_To do_
Only the count is wanted here: how many lines of the entries hold the string "JSON"?
......
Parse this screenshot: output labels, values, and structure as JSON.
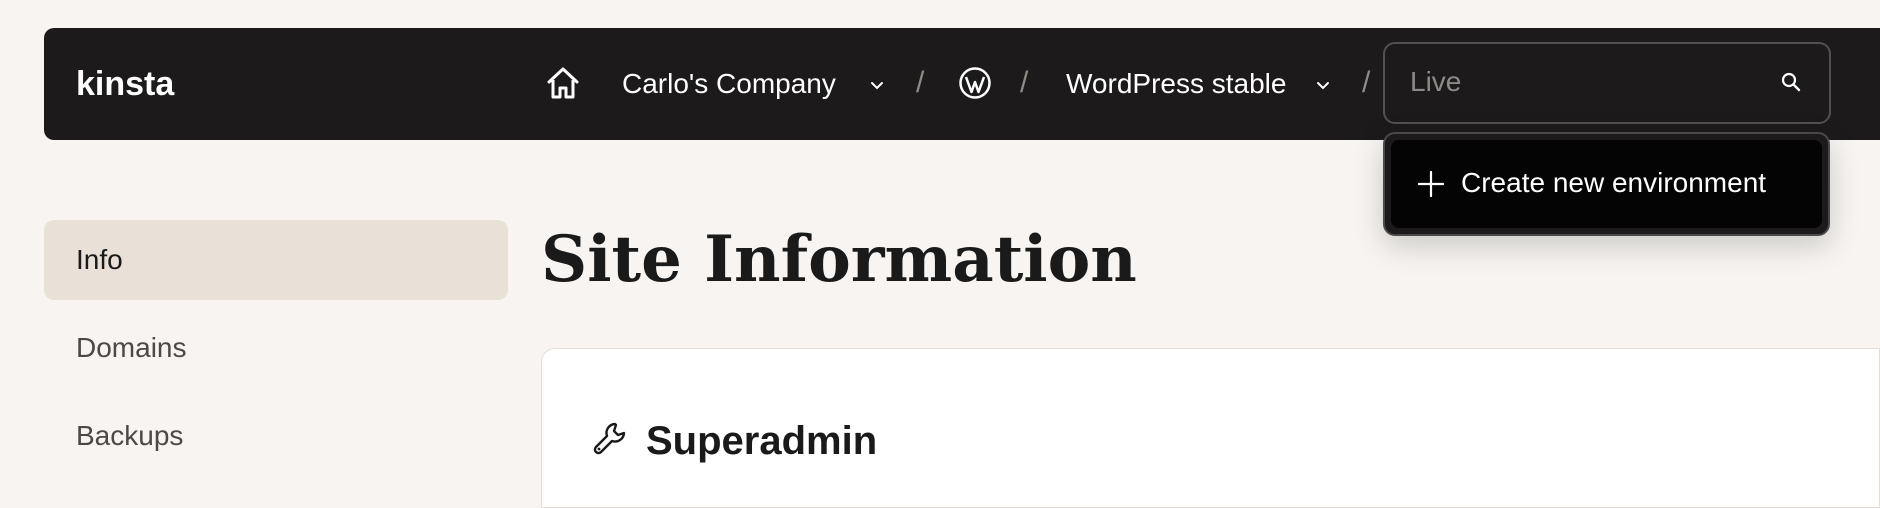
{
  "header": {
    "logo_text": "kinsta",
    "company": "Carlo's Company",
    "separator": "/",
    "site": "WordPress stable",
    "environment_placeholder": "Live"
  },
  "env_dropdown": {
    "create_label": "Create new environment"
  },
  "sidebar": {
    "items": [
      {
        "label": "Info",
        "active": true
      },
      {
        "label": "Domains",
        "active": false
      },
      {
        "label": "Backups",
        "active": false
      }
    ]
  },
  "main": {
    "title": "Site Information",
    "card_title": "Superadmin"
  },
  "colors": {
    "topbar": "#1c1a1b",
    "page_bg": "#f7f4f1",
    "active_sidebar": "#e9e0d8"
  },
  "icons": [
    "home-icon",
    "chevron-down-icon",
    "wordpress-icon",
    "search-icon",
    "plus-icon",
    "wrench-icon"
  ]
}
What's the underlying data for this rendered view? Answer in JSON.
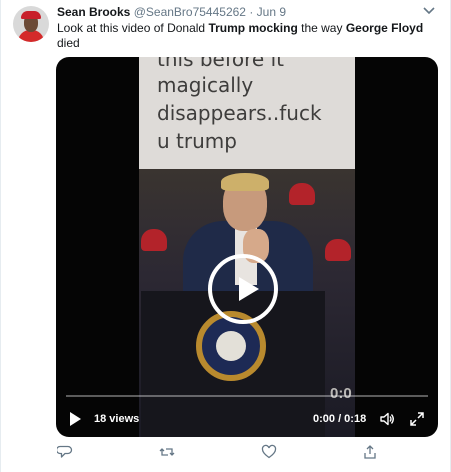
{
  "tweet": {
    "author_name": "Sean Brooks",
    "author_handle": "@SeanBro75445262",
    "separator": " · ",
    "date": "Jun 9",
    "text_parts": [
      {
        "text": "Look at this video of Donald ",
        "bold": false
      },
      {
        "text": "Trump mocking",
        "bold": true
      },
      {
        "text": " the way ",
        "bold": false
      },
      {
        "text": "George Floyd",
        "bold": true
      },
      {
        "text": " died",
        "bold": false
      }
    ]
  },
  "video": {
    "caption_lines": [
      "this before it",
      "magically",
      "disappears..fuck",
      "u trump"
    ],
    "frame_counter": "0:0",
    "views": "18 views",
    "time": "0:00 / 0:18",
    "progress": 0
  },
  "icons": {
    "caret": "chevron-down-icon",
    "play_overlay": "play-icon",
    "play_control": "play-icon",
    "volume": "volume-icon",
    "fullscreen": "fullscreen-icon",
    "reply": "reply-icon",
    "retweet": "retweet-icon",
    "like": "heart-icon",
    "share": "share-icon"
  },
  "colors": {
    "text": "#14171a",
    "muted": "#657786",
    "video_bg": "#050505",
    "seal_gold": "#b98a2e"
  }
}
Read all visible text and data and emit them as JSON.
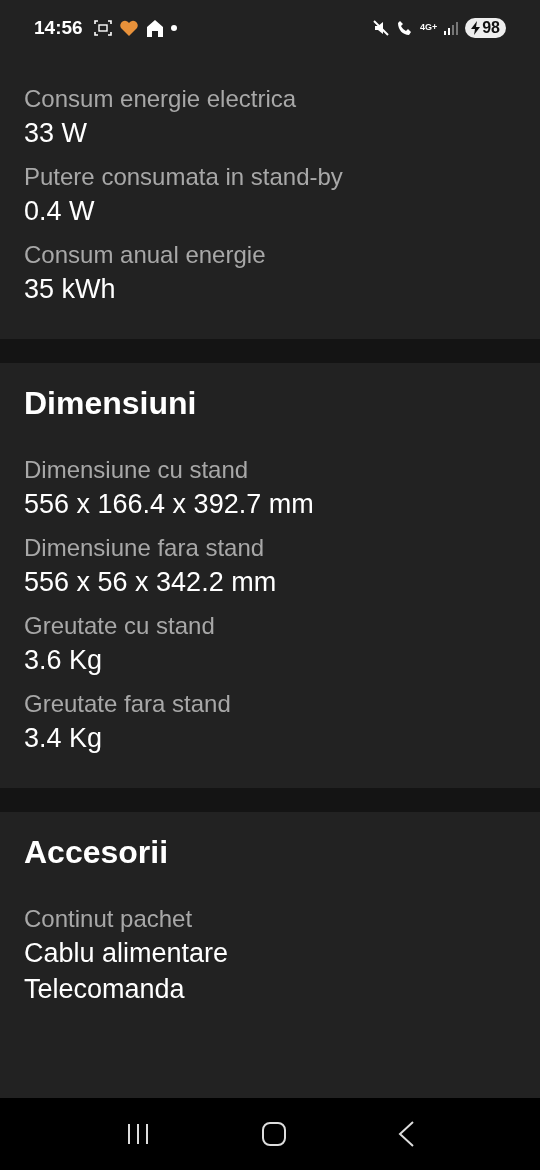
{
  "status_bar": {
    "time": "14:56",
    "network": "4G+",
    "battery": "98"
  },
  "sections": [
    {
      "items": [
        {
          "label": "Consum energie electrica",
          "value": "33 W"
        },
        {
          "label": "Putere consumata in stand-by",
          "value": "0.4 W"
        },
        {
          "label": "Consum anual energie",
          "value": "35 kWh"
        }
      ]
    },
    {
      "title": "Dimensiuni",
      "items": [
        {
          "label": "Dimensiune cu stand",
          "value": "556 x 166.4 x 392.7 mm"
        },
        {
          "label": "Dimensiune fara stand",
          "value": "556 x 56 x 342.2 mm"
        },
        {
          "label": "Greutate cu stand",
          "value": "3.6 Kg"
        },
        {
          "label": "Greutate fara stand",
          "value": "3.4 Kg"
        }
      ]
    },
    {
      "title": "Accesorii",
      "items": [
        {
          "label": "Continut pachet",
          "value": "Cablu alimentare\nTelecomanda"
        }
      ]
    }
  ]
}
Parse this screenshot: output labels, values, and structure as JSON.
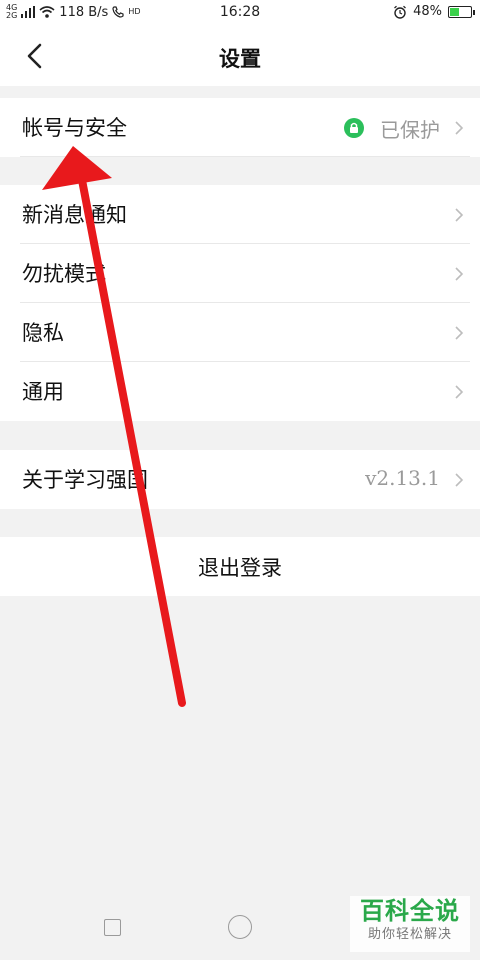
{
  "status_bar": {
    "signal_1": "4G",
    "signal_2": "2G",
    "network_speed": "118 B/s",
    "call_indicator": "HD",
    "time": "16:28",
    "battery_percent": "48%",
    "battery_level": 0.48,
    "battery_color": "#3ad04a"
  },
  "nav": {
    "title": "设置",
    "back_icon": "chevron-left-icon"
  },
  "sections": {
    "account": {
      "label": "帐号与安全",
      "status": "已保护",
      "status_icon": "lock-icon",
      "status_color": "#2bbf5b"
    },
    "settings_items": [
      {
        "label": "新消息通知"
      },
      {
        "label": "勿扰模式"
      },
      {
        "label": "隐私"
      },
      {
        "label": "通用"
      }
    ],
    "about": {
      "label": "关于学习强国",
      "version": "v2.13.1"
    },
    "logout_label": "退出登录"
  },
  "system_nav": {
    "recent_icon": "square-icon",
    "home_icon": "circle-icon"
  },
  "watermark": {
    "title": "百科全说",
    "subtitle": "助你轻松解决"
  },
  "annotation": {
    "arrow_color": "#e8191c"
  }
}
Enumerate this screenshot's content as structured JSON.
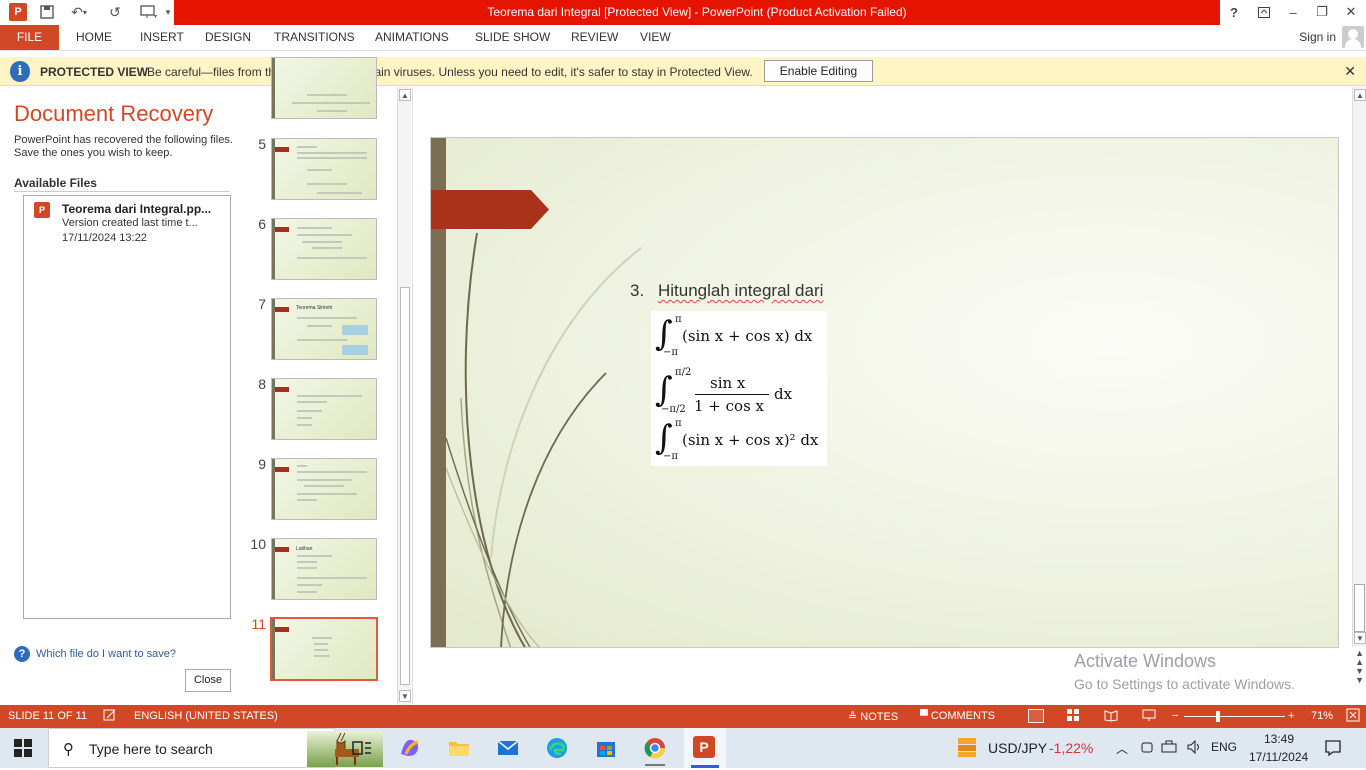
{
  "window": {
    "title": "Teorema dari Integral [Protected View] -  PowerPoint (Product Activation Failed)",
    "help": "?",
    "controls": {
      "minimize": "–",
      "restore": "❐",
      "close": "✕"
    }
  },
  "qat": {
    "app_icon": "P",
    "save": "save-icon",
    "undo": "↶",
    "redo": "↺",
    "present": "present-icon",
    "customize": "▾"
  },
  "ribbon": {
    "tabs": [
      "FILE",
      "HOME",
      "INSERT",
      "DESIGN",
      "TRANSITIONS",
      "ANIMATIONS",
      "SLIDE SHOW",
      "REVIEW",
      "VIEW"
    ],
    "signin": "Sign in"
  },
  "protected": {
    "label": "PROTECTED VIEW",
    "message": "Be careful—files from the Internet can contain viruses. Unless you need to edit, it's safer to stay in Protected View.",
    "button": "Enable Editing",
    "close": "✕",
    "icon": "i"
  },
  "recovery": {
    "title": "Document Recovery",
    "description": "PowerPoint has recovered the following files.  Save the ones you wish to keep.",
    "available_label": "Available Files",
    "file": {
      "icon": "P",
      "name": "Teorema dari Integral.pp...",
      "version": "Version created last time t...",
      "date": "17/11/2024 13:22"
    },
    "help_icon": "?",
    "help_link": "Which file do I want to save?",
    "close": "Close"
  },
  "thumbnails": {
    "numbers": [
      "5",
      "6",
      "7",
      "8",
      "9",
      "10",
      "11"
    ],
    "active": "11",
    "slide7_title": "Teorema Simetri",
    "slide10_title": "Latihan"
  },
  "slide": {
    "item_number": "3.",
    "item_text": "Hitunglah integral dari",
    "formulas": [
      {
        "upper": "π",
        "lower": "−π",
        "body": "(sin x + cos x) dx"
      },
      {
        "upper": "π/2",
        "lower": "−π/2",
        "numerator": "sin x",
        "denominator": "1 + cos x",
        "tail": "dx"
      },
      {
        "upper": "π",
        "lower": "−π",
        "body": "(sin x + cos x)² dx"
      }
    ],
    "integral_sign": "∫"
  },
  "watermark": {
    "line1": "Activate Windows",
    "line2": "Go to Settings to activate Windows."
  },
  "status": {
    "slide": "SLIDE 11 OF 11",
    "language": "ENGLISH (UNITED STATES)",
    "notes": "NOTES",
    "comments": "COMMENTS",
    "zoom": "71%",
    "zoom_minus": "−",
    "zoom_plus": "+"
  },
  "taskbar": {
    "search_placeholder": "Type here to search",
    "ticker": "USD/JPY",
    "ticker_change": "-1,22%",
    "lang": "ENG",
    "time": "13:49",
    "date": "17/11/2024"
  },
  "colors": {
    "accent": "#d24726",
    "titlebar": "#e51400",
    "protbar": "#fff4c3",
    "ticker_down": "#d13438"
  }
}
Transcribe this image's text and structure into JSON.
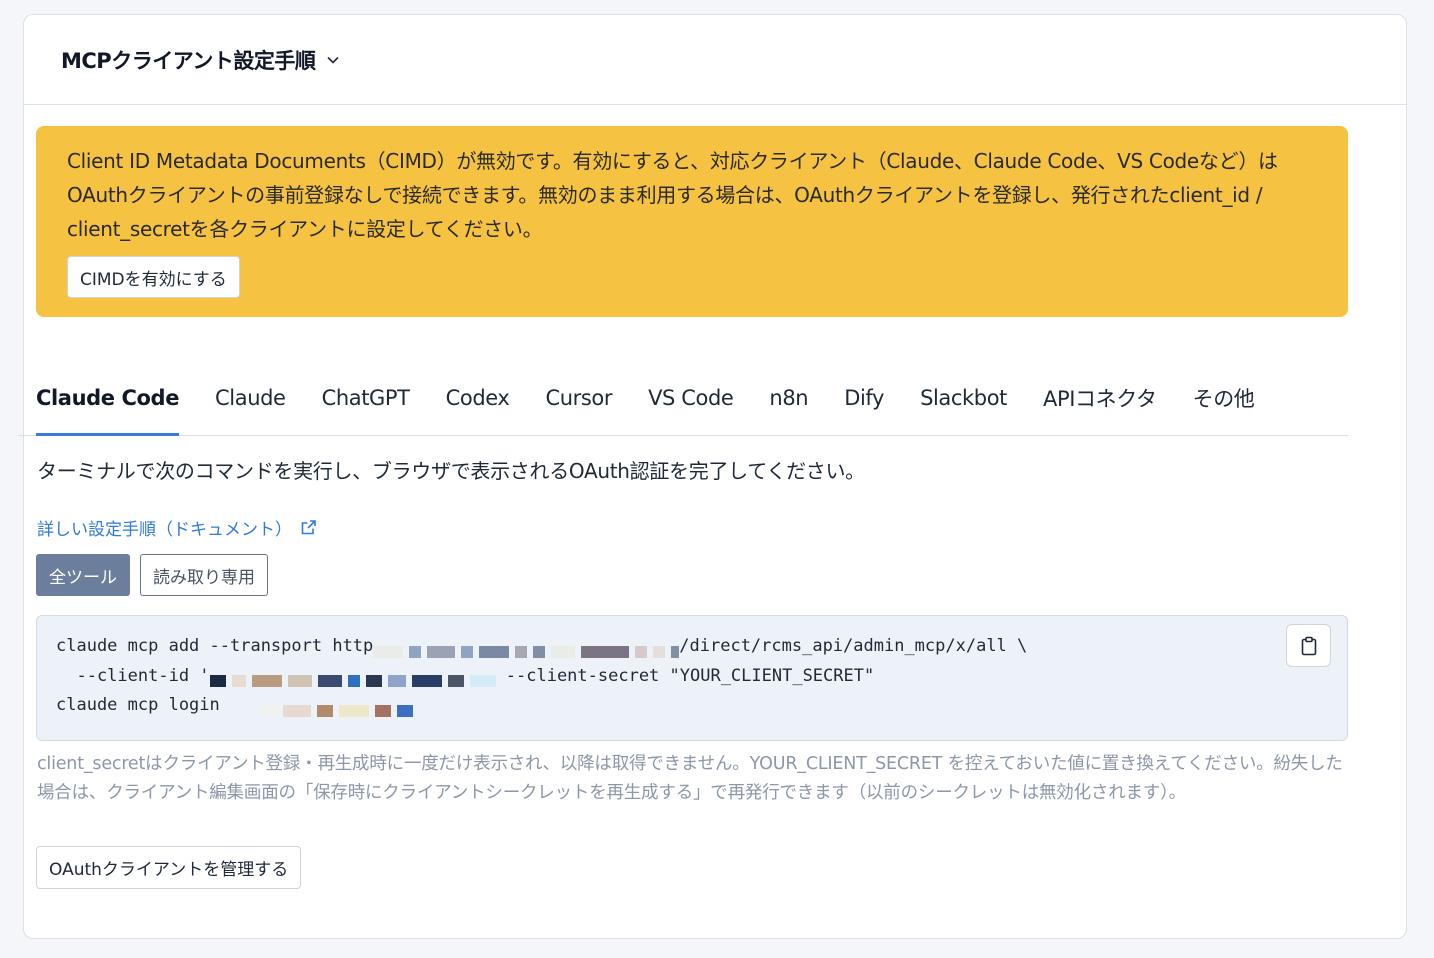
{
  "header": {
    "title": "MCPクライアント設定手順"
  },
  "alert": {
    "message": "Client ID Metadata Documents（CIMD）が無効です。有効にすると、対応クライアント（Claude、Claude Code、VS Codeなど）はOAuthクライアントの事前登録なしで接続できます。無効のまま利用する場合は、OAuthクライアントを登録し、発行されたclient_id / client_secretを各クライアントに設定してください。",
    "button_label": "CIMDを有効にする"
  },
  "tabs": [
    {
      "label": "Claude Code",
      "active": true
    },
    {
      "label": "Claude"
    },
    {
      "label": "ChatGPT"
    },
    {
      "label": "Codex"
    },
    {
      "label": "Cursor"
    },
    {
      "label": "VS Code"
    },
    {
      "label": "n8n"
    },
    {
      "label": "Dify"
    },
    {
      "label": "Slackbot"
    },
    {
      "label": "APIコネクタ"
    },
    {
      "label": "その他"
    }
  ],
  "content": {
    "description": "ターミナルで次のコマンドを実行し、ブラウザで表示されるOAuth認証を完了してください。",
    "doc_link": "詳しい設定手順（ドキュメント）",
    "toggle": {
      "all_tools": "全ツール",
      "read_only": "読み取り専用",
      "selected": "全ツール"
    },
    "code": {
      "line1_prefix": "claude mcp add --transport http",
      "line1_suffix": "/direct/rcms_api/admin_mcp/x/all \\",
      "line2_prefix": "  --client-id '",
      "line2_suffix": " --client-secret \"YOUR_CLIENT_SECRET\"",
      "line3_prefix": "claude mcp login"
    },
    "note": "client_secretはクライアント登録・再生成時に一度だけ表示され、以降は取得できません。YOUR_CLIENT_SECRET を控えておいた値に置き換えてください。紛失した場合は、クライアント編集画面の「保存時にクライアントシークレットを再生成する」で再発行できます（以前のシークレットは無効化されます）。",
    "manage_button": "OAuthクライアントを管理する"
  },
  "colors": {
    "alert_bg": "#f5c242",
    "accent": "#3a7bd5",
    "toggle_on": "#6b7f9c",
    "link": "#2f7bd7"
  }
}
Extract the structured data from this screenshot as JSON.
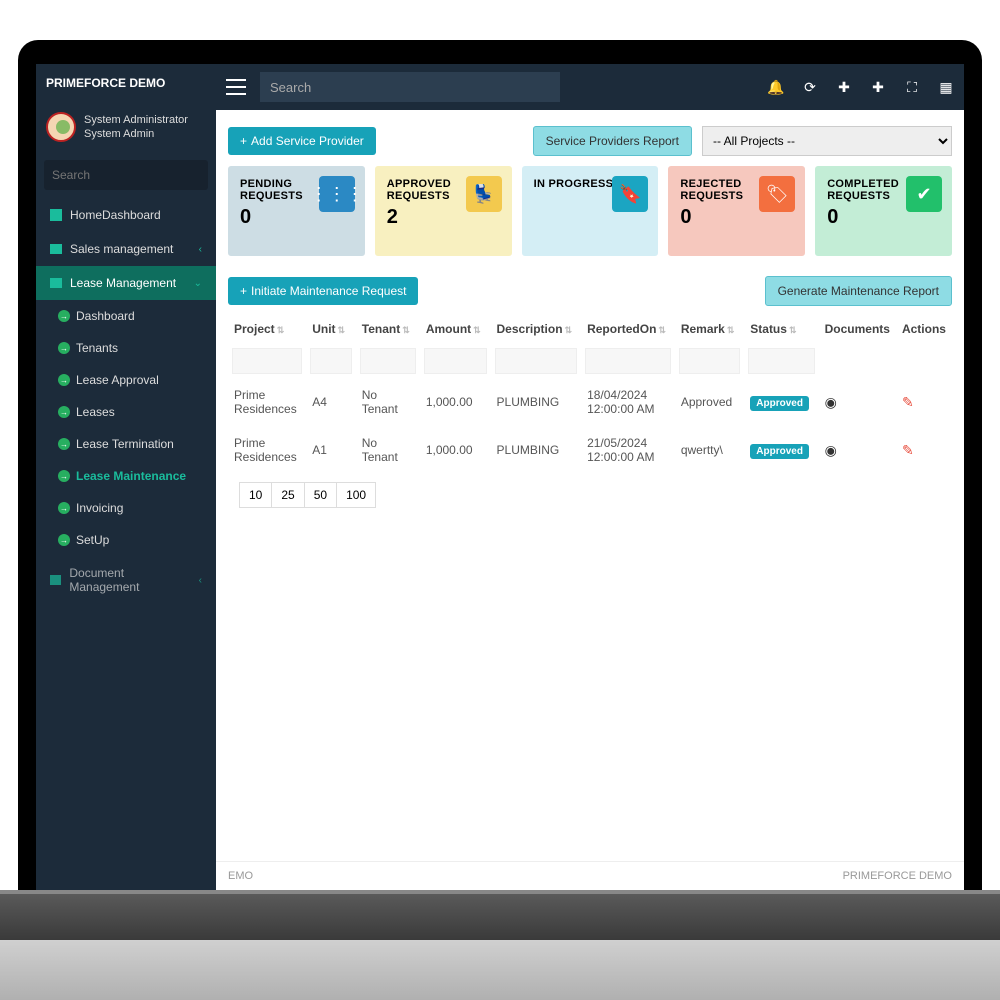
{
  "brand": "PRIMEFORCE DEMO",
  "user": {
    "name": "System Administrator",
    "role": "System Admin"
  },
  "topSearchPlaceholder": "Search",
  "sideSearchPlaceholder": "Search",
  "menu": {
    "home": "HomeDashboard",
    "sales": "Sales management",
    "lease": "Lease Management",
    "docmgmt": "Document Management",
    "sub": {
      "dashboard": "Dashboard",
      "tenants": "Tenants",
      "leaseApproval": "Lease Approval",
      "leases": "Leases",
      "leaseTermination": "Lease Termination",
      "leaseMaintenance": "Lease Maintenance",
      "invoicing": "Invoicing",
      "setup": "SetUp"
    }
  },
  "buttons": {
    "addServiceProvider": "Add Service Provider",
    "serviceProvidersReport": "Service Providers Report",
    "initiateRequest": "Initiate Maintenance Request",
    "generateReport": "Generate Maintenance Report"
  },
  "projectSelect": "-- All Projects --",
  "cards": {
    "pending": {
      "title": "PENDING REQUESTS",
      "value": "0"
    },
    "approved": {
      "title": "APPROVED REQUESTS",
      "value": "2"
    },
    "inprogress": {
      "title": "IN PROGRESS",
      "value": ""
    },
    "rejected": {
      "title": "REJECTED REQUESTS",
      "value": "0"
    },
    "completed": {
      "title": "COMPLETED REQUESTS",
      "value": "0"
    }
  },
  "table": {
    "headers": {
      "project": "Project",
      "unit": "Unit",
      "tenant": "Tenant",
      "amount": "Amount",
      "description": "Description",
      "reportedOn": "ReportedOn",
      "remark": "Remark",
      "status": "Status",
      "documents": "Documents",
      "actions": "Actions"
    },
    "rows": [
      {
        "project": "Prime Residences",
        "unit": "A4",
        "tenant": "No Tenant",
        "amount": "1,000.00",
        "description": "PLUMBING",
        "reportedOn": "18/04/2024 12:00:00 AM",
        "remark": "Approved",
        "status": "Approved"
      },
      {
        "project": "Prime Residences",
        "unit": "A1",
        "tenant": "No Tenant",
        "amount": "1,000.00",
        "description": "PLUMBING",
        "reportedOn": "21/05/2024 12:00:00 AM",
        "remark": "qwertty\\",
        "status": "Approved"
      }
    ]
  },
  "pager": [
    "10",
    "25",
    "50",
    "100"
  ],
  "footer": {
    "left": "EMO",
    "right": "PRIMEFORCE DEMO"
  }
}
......
_Written solution_
7